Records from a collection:
***

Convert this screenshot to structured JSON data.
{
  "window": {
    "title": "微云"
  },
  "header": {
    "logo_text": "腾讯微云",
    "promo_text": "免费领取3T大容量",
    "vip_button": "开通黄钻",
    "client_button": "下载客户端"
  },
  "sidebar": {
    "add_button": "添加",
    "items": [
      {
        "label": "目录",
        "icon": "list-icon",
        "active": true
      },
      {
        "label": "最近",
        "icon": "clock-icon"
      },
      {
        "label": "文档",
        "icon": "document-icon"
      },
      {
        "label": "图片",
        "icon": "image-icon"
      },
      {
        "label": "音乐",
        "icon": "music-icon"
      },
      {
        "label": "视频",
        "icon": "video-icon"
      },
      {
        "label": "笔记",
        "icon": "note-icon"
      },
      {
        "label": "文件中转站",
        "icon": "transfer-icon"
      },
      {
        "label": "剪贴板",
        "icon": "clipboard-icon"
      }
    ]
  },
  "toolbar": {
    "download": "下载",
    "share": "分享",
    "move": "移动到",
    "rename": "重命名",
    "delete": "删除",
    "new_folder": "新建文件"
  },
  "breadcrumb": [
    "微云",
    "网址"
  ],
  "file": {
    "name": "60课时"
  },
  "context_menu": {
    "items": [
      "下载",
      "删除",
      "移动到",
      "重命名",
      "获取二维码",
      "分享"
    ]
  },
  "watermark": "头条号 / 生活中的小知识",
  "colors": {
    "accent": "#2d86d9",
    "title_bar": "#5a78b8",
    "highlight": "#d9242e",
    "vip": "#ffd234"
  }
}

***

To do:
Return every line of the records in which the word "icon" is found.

Solution:
        "icon": "list-icon",
        "icon": "clock-icon"
        "icon": "document-icon"
        "icon": "image-icon"
        "icon": "music-icon"
        "icon": "video-icon"
        "icon": "note-icon"
        "icon": "transfer-icon"
        "icon": "clipboard-icon"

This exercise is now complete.